===== SOURCE DATA

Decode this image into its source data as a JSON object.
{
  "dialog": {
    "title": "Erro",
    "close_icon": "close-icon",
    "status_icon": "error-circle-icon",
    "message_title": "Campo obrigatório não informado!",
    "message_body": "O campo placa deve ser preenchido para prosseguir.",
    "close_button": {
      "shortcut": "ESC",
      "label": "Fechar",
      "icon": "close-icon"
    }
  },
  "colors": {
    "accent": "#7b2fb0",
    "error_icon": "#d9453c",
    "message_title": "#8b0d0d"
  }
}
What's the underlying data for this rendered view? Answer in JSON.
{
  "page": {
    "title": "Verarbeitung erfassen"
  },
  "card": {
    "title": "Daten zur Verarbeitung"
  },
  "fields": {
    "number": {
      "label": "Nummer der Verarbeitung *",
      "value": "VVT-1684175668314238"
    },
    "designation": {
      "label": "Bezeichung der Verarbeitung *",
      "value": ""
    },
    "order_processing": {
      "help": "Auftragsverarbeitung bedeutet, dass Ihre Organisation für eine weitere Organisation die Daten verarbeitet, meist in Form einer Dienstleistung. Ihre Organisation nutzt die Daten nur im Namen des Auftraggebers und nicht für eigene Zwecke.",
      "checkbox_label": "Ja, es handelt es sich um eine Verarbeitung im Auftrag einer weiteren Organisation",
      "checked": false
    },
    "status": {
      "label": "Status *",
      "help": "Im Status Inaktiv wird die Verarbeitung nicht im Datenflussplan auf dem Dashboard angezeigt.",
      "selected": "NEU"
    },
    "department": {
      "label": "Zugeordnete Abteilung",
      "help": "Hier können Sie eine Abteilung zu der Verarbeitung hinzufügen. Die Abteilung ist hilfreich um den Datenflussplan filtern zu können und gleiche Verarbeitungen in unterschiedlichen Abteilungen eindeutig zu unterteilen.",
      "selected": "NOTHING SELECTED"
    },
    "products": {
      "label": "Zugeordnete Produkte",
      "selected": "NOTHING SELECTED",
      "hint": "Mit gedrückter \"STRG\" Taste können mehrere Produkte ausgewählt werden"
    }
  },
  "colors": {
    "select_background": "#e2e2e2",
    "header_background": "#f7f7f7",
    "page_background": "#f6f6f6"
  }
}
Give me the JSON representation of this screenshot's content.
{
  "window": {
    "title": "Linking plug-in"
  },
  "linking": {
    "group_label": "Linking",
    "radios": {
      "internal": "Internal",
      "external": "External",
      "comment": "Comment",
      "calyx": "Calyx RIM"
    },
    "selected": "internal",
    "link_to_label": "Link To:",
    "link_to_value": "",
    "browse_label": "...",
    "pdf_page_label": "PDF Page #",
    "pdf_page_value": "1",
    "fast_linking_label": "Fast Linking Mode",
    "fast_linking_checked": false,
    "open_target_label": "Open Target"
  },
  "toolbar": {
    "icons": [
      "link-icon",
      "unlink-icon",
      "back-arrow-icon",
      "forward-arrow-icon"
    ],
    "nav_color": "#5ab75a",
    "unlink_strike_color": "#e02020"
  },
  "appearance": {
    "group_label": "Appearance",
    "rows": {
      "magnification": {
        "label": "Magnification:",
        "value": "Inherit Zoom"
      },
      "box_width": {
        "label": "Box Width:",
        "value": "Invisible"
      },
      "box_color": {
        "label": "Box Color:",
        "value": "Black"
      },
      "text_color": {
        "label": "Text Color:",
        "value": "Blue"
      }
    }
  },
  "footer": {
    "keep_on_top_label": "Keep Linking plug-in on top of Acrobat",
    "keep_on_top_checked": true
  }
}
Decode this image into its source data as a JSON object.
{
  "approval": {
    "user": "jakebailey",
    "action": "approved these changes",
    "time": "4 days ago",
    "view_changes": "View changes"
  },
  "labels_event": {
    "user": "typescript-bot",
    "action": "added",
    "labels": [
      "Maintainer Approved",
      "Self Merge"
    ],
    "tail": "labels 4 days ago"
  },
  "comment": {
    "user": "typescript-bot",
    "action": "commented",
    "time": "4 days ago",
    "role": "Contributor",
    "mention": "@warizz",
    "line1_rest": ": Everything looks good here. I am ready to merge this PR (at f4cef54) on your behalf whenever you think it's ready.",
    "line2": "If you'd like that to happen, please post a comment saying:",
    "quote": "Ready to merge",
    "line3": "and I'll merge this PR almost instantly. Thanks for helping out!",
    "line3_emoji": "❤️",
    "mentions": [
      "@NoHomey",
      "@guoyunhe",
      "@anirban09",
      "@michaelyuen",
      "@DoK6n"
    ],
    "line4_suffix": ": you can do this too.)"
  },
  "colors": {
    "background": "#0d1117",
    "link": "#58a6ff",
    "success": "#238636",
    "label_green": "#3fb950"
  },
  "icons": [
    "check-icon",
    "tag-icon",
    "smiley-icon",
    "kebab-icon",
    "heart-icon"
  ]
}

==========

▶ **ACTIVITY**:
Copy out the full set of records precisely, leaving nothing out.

▶ **COMPLETED EXERCISE**:
Decode this image into its source data as a JSON object.
{
  "dialog": {
    "title": "Erro",
    "close_icon": "close-icon",
    "status_icon": "error-circle-icon",
    "message_title": "Campo obrigatório não informado!",
    "message_body": "O campo placa deve ser preenchido para prosseguir.",
    "close_button": {
      "shortcut": "ESC",
      "label": "Fechar",
      "icon": "close-icon"
    }
  },
  "colors": {
    "accent": "#7b2fb0",
    "error_icon": "#d9453c",
    "message_title": "#8b0d0d"
  }
}
What's the underlying data for this rendered view? Answer in JSON.
{
  "page": {
    "title": "Verarbeitung erfassen"
  },
  "card": {
    "title": "Daten zur Verarbeitung"
  },
  "fields": {
    "number": {
      "label": "Nummer der Verarbeitung *",
      "value": "VVT-1684175668314238"
    },
    "designation": {
      "label": "Bezeichung der Verarbeitung *",
      "value": ""
    },
    "order_processing": {
      "help": "Auftragsverarbeitung bedeutet, dass Ihre Organisation für eine weitere Organisation die Daten verarbeitet, meist in Form einer Dienstleistung. Ihre Organisation nutzt die Daten nur im Namen des Auftraggebers und nicht für eigene Zwecke.",
      "checkbox_label": "Ja, es handelt es sich um eine Verarbeitung im Auftrag einer weiteren Organisation",
      "checked": false
    },
    "status": {
      "label": "Status *",
      "help": "Im Status Inaktiv wird die Verarbeitung nicht im Datenflussplan auf dem Dashboard angezeigt.",
      "selected": "NEU"
    },
    "department": {
      "label": "Zugeordnete Abteilung",
      "help": "Hier können Sie eine Abteilung zu der Verarbeitung hinzufügen. Die Abteilung ist hilfreich um den Datenflussplan filtern zu können und gleiche Verarbeitungen in unterschiedlichen Abteilungen eindeutig zu unterteilen.",
      "selected": "NOTHING SELECTED"
    },
    "products": {
      "label": "Zugeordnete Produkte",
      "selected": "NOTHING SELECTED",
      "hint": "Mit gedrückter \"STRG\" Taste können mehrere Produkte ausgewählt werden"
    }
  },
  "colors": {
    "select_background": "#e2e2e2",
    "header_background": "#f7f7f7",
    "page_background": "#f6f6f6"
  }
}
Give me the JSON representation of this screenshot's content.
{
  "window": {
    "title": "Linking plug-in"
  },
  "linking": {
    "group_label": "Linking",
    "radios": {
      "internal": "Internal",
      "external": "External",
      "comment": "Comment",
      "calyx": "Calyx RIM"
    },
    "selected": "internal",
    "link_to_label": "Link To:",
    "link_to_value": "",
    "browse_label": "...",
    "pdf_page_label": "PDF Page #",
    "pdf_page_value": "1",
    "fast_linking_label": "Fast Linking Mode",
    "fast_linking_checked": false,
    "open_target_label": "Open Target"
  },
  "toolbar": {
    "icons": [
      "link-icon",
      "unlink-icon",
      "back-arrow-icon",
      "forward-arrow-icon"
    ],
    "nav_color": "#5ab75a",
    "unlink_strike_color": "#e02020"
  },
  "appearance": {
    "group_label": "Appearance",
    "rows": {
      "magnification": {
        "label": "Magnification:",
        "value": "Inherit Zoom"
      },
      "box_width": {
        "label": "Box Width:",
        "value": "Invisible"
      },
      "box_color": {
        "label": "Box Color:",
        "value": "Black"
      },
      "text_color": {
        "label": "Text Color:",
        "value": "Blue"
      }
    }
  },
  "footer": {
    "keep_on_top_label": "Keep Linking plug-in on top of Acrobat",
    "keep_on_top_checked": true
  }
}
Decode this image into its source data as a JSON object.
{
  "approval": {
    "user": "jakebailey",
    "action": "approved these changes",
    "time": "4 days ago",
    "view_changes": "View changes"
  },
  "labels_event": {
    "user": "typescript-bot",
    "action": "added",
    "labels": [
      "Maintainer Approved",
      "Self Merge"
    ],
    "tail": "labels 4 days ago"
  },
  "comment": {
    "user": "typescript-bot",
    "action": "commented",
    "time": "4 days ago",
    "role": "Contributor",
    "mention": "@warizz",
    "line1_rest": ": Everything looks good here. I am ready to merge this PR (at f4cef54) on your behalf whenever you think it's ready.",
    "line2": "If you'd like that to happen, please post a comment saying:",
    "quote": "Ready to merge",
    "line3": "and I'll merge this PR almost instantly. Thanks for helping out!",
    "line3_emoji": "❤️",
    "mentions": [
      "@NoHomey",
      "@guoyunhe",
      "@anirban09",
      "@michaelyuen",
      "@DoK6n"
    ],
    "line4_suffix": ": you can do this too.)"
  },
  "colors": {
    "background": "#0d1117",
    "link": "#58a6ff",
    "success": "#238636",
    "label_green": "#3fb950"
  },
  "icons": [
    "check-icon",
    "tag-icon",
    "smiley-icon",
    "kebab-icon",
    "heart-icon"
  ]
}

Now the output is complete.